Our work particularly focusses on the characterisation and interaction of turbulent coherent structures that appear in wall-bounded turbulence. Characteristic are streaky structures of different scales, the most energetic of them appear in the buffer layer and scale in viscous units (buffer-layer streaks). Additionally, so-called very-large-scale motions (VLSMs) appear in the outer layer of high Reynolds number wall turbulence and interact with the near-wall small-scale structures.

The different scales of turbulent pipe flow at ReΤ=1500 --- ReT = uT R / v being the friction Reynolds number based on the friction velocity, the pipe radius and the kinematic viscosity --- can be extracted from Fig. 1 and 2, where iso-contours and iso-volumes of the streamwise turbulent fluctuation are shown.

Figure 1: Iso-volumes of the streamwise velocity fluctuation inside the pipe.
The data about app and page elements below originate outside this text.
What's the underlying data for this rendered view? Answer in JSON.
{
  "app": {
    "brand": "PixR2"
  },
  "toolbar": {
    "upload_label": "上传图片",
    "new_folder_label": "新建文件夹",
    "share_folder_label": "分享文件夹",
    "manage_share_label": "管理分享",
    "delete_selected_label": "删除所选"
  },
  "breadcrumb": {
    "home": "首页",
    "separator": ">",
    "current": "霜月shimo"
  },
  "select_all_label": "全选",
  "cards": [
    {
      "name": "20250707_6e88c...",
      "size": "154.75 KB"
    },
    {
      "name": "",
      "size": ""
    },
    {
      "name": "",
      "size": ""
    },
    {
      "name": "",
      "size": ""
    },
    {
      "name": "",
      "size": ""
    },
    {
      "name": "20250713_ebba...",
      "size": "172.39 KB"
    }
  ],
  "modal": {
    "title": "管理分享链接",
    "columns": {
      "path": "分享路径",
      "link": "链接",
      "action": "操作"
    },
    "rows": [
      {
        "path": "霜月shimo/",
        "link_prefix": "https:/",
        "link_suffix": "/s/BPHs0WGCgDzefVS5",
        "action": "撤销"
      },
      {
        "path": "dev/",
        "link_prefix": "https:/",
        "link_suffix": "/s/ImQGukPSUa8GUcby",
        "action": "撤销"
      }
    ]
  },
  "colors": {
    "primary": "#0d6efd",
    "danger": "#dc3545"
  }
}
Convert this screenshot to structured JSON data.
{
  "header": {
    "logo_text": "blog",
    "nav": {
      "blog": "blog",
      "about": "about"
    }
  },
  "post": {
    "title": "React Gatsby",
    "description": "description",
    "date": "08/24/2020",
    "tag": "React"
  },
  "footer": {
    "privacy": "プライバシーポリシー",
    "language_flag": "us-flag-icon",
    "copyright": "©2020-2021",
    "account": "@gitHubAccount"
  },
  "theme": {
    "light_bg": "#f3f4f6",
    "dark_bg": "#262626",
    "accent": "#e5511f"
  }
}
Low-speed structures in blue, high-speed structures in red.
Figure 2: Iso-surfaces of the streamwise velocity fluctuation. Camera position outside the pipe. Low-speed structures in blue, high-speed structures in red.

To study the interaction between VLSMs and the small viscous scales, Reynolds numbers and computational domains large enough for VLSMs to settle are required. Hence we set up DNSs of friction Reynolds numbers up to ReT=2880 and computational domains up to 42R. Since these simulations involve up to 32 billion grid points, and thus, require large computational power and memory, they are carried out on high performance computing (HPC) clusters. Our simulations are partly performed on the DLR clusters SCART and CARA, as well as on the LRZ cluster SuperMUC (project id pr62zu).

From our simulations we obtain velocity and pressure field snapshots (as shown in Fig. 1 and 2) as well as stastistical quantities as the two-point velocity correlation shown in Fig. 3.

Figure 3: Iso-surfaces of the two-point velocity correlation of the streamwise velocity component Rzz at ReT=1500.

Currently we are investigating the exchange of kinetic energy between the different turbulent scales by evaluating the transport equation of turbulent kinetic energy for filtered velocity fields.

We highly acknowledge the Gauss Centre for Supercomputing e.V. ( for partly funding the our project under grant pr62zu by providing computing time on the GCS Supercomputer SuperMUC at Leibniz Supercomputing Centre (

Selected publications:
C. Bauer, D. Feldmann, and C. Wagner, On the convergence and scaling of high-order statistical moments in turbulent pipe flow using direct numerical simulations, Phyics of Fluids, 29, 125105 (2017)
D. Feldmann, C. Bauer, and C. Wagner, Computational domain length and Reynolds number effects on large-scale coherent motions in turbulent pipe flow, Journal of Turbulence, 19(3), 274--295 (2018)
C. Bauer, A. von Kameke, and C. Wagner, Kinetic energy budget of the largest scales in turbulent pipe flow, Phyical Review Fluids, 4, 064607 (2019)

Dissertation Direct Numerical Simulation of Very-Large-Scale Motions in Turbulent Pipe Flow is published by:



Christian Bauer
German Aerospace Center (DLR)
Institute of Aerodynamics and Flow Technology, Department Ground Vehicles
Phone: +49 551 709-2132

German Aerospace Center (DLR), Institute of Aerodynamics and Flow Technology, SCART
Bunsenstraße 10, 37075 Göttingen, Germany